With the Easter holiday providing the perfect opportunity for a break, this will be the last post until mid-next week, and what better way to get you prepared for four whole free days with which to ride your bike than the second installment of the story about a guy and his bike and the great and wide open spaces of rural South Australia at his disposal? Read, go forth, and ride your bike somewhere new!
Part 1 can be found here
I spoke with a Druid. I ate a lot of Vegemite toast.
Day one of my ride (Gawler to Riverton) was hot, but there was glorious cooling rain in the afternoon and overnight. The next days were looking good, and as I sat on a bench in the main street of Riverton on day two, nodding to passers-by while I ate baguettes, I wondered how the considerable overnight rain might have affected the dirt roads to the east.
The plan was to go up the middle road to Burra. That is, to travel slightly to the east of the Barrier Highway following what was the old main road, and still unpaved.
After the great roads of the first day, these roads were not that interesting, but they are all good metaled roads with minimal corrugations. It’s easy to be a bit fussy until you have to get back on the bitumen with all the cars that entails, and then any gravel road seems nice again.
What was also nice was to see a wind farm, because all the backs of all the turbines were pointing in the direction I was riding. Yes, gentle reader, that means a tail-wind; that most delicate and elusive of creatures whose unlikely presence is to be celebrated.
Things were uneventful. In the tiny settlement of Black Spings I saw my first Druid for the trip. Of course, he may not have been a real Druid, but he did wear brown hand-made robes that went to the ground, sandals, and had a long hair and a beard. He seemed to be walking on a quest of some kind; perhaps posting a letter. I thought he may turn me into a newt, but no, we spoke for a while of that universal subject, the weather, and parted ways unchanged. Maybe the Druid had summoned the tail wind.
Getting closer to Burra – perhaps 20 km out, you cross a bit of a range, and this is the most interesting country. At this point I had probably travelled about 150 km from Gawler, so a more intrepid rider than I might go all the way up to Burra in one day. I mention it also because there is a nice spot to camp about 30km south of Burra. It is in Burra Creek, and there are longdrop dunnies, but no water. It is accessible from the ominously named World’s End highway, (bitumen) which is not that bad really.
I did not take this turn to the right, but continued instead up over the range and in to Burra. There are a couple of pubs to choose from, both offering single rooms for around $50.
I chose the Commercial; the more dilapidated of the two, but it did offer inclusive breakfast.

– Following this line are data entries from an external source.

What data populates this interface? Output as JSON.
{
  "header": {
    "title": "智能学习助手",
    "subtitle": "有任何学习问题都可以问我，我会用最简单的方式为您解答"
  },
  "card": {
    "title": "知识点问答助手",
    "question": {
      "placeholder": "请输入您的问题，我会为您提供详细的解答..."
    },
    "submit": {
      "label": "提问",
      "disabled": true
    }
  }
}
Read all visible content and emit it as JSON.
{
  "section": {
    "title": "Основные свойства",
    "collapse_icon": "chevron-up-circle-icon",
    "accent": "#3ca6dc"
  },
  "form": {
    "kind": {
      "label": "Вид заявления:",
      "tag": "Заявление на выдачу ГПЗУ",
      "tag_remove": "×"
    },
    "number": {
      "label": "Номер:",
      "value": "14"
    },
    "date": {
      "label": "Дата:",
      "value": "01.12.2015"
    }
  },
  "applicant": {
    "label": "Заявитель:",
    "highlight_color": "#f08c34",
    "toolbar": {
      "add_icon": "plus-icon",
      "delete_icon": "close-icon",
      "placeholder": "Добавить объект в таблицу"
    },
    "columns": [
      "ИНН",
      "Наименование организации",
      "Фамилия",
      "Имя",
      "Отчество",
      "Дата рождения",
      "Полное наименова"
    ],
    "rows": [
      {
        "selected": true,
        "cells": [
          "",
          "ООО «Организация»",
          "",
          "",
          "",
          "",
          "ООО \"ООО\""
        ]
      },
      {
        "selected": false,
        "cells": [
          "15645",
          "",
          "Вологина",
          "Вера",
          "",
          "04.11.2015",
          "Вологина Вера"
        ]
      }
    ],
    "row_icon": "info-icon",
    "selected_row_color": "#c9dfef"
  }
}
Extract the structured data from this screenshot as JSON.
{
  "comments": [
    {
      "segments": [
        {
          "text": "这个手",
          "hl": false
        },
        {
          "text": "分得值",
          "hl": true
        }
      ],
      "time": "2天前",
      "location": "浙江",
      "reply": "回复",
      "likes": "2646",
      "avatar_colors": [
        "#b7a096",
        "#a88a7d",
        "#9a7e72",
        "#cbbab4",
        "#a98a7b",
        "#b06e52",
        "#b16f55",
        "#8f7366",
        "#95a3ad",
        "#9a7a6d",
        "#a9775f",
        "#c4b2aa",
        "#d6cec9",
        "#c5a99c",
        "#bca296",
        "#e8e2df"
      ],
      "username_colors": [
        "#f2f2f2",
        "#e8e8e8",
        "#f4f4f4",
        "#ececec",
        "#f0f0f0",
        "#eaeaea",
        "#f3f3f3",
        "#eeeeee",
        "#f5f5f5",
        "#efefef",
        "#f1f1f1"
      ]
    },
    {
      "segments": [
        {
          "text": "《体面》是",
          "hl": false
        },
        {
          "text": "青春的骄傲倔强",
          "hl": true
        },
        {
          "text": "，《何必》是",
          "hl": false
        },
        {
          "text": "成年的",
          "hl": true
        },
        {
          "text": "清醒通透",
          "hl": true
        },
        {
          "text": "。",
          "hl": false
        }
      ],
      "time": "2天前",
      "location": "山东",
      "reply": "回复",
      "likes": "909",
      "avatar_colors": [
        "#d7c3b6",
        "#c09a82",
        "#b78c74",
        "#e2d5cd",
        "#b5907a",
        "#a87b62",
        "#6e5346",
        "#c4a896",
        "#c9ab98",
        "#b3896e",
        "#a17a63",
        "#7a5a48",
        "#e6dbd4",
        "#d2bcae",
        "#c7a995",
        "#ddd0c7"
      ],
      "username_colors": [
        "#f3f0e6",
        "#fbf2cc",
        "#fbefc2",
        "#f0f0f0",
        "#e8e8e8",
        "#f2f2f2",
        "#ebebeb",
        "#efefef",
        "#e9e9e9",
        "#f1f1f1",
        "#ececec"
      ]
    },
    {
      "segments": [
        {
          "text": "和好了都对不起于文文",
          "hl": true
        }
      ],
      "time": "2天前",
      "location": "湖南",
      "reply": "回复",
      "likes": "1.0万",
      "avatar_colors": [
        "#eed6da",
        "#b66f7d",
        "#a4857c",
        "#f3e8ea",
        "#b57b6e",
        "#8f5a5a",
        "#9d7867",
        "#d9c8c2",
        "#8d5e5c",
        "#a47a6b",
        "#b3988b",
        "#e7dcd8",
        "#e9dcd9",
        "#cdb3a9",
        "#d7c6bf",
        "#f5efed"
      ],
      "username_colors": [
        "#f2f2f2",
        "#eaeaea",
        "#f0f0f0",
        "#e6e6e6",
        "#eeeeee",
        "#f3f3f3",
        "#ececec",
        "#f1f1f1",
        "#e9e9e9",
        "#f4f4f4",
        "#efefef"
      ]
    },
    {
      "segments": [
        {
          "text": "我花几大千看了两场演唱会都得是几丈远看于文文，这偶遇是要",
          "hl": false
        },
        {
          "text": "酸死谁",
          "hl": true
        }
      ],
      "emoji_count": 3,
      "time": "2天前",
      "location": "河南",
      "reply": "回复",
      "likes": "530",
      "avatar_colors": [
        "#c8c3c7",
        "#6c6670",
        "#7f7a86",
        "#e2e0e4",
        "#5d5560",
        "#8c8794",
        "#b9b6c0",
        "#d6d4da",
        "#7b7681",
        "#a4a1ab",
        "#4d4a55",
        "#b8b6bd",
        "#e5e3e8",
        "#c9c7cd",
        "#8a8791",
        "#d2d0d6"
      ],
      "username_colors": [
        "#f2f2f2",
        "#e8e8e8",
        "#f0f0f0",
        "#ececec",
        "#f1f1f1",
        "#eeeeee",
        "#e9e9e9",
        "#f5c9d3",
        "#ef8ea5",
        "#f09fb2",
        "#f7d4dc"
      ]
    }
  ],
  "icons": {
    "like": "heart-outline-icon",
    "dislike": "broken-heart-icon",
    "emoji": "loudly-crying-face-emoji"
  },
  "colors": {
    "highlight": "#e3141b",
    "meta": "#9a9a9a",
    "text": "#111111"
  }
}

I began mine a little early, at afternoon-tea time in fact, with the first of many slices of Vegemite toast. The breakfast areas of these hotels – with cereal, muesli, toast, more toast, and little packets of jam that can be scoffed later like gels – are ideal for cyclists.
I started the next day at first light.
Another beautiful day, and the first section (on the Mawson this time) down into Clare is really great. After some gravel roads it climbs the same ridge as yesterday, just a little to the east this time. Unmade road which again is dodgy to unridable in the wet, but great in the dry. A nice easy climb, and rewarding descent.
Then there are 20km or so on flat dirt until you pick up the Riesling Rail Trail north of Clare.
I guess I’m ambivalent about the Riesling Trail – probably because I’ve been on it so often, but it’s undeniably an easy, fast, all weather way to get from Clare to Riverton. Lots of places to stop for food and drink (great Sevenhill bakery rather than stopping in Clare for me). Once on the trail you can take it easy or flog back down to Riverton in a couple of hours.
The dirt roads into and out of Burra to the south are great. The route I took was a pretty gentle for a regular cyclist, but with dirt you never know what the conditions will throw at you, so I find the reserve reassuring. Indeed, the heat on day one was a test, and without the rain I would have struggled. Conditions on the next two days were ideal, to the extent that the last day was over pretty much by lunch time.
What I liked about this route was getting out of Adelaide early on the train; being at Gawler having skipped the ride out of town. Options from there abound depending on ambition. 160 km up to Burra in one hit then back down the Riesling the next day? (someone else can try that), Slipping back from Tanunda to Adelaide via Mt Crawford, the Mawson and the Linear Park? Lots of choices for nice riding close to Adelaide.
- Downloadable map of the Mawson
- Riverton to Burra via the Old Adelaide Rd
- Burra to Riverton via the Mawson
All images: David Hume